The Connecticut shoreline is made up of varying landscapes--the sandy coastline at Madison, the rocky shore at Branford, the replenished beach at Greenwich, and the erosion at Old Saybrook. A Moveable Shore offers a general user’s guide to the Connecticut shore. In a town-by-town journey down the 254-mile coastline, Peter C. Patton and James M. Kent explore in detail the history of specific sites, the climatic and geological forces that shape the shore, and regulations regarding land-use development. In addition, they provide a guide to coastal field trips.
Beginning with the hurricane of 1938, the biggest natural disaster to strike Connecticut since its settlement by Europeans, the authors demonstrate the continuing pattern of development of coastal land prone to flooding and high winds. Although the Connecticut coast faces Long Island and Block Island sounds, it is subject to the same natural hazards, land-use risks, and regulations as opean ocean shorelines. Global climatic events--glaciation, global warming, and rising sea levels--influence the shape and composition of the Connecticut shoreline, as do small-scale forces such as wind, waves, and tides.

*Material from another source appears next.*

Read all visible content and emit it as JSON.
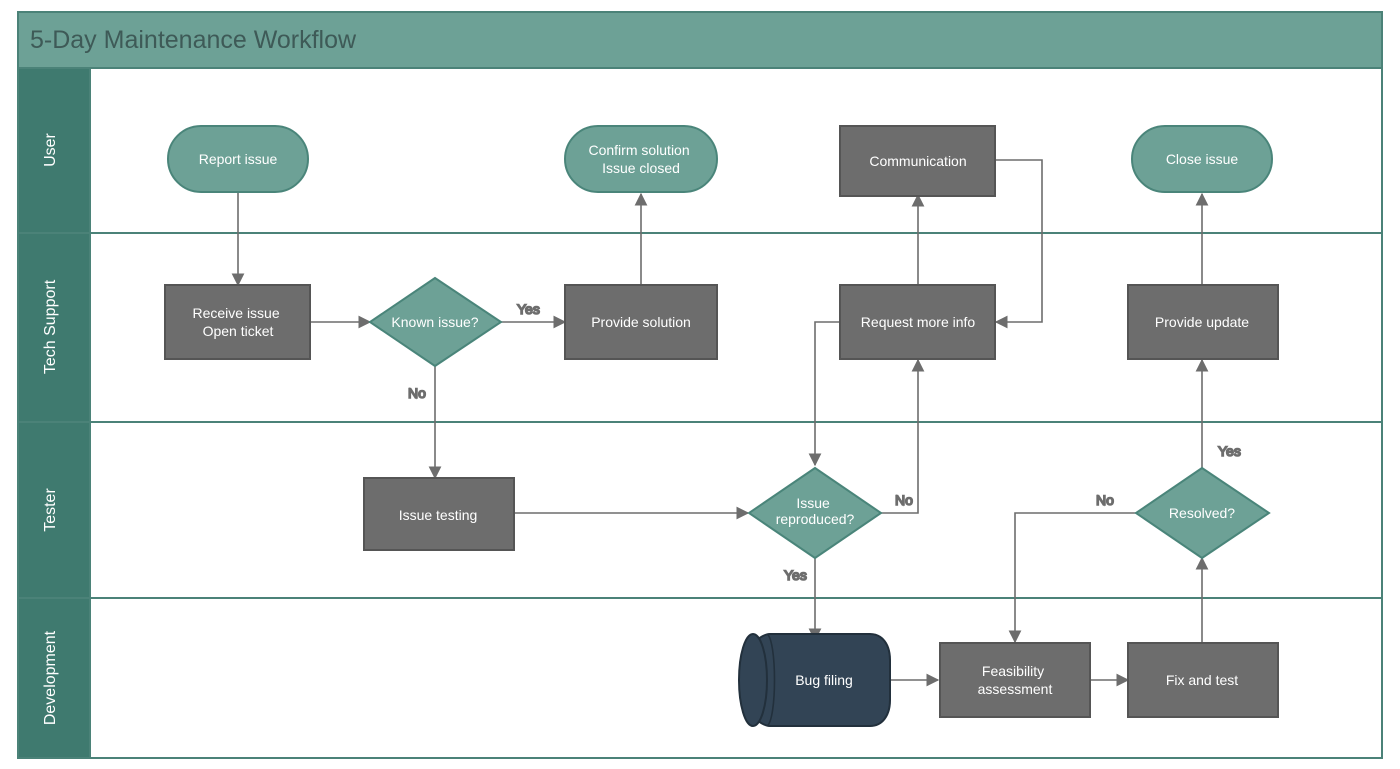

Patton and Kent seek to instill a respect for the force of natural events and provide a guide for lessening the dangers of construction and development. A practical question-and-answer chapter explains what homeowners need to know to meet land-use regulations along the coast. In a state where the entire population lives within 100 miles of the coast, this important book will serve as a citizens’ guide to living with the Connecticut shore and will be of interest to coastal residents, developers, geologists, policymakers, and vacationers.